Instructions to follow: Pick every line from the data below that contains the string "icon" and copy it.

______

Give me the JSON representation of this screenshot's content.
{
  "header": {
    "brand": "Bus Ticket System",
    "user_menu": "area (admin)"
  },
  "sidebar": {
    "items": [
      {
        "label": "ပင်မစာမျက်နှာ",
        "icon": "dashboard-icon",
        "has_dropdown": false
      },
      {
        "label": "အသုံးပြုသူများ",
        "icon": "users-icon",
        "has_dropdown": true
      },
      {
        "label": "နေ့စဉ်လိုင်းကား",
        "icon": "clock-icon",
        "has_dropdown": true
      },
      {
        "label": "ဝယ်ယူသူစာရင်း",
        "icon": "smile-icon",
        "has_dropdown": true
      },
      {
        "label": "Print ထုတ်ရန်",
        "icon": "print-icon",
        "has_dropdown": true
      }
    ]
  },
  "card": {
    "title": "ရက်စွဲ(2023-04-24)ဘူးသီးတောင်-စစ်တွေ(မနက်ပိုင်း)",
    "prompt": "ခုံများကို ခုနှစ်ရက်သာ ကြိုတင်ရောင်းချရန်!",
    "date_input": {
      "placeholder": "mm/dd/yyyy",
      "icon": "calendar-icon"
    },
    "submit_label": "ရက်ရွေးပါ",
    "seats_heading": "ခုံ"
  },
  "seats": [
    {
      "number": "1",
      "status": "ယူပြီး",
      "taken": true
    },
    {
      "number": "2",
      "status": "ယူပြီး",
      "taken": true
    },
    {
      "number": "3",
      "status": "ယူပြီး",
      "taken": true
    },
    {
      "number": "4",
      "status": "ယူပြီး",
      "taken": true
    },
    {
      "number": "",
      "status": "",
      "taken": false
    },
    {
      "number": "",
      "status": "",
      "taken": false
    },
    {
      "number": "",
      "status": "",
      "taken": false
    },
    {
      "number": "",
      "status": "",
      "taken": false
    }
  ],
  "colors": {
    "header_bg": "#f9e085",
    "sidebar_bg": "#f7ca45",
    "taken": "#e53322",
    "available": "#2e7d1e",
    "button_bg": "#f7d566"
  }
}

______

Written solution:
        "icon": "dashboard-icon",
        "icon": "users-icon",
        "icon": "clock-icon",
        "icon": "smile-icon",
        "icon": "print-icon",
      "icon": "calendar-icon"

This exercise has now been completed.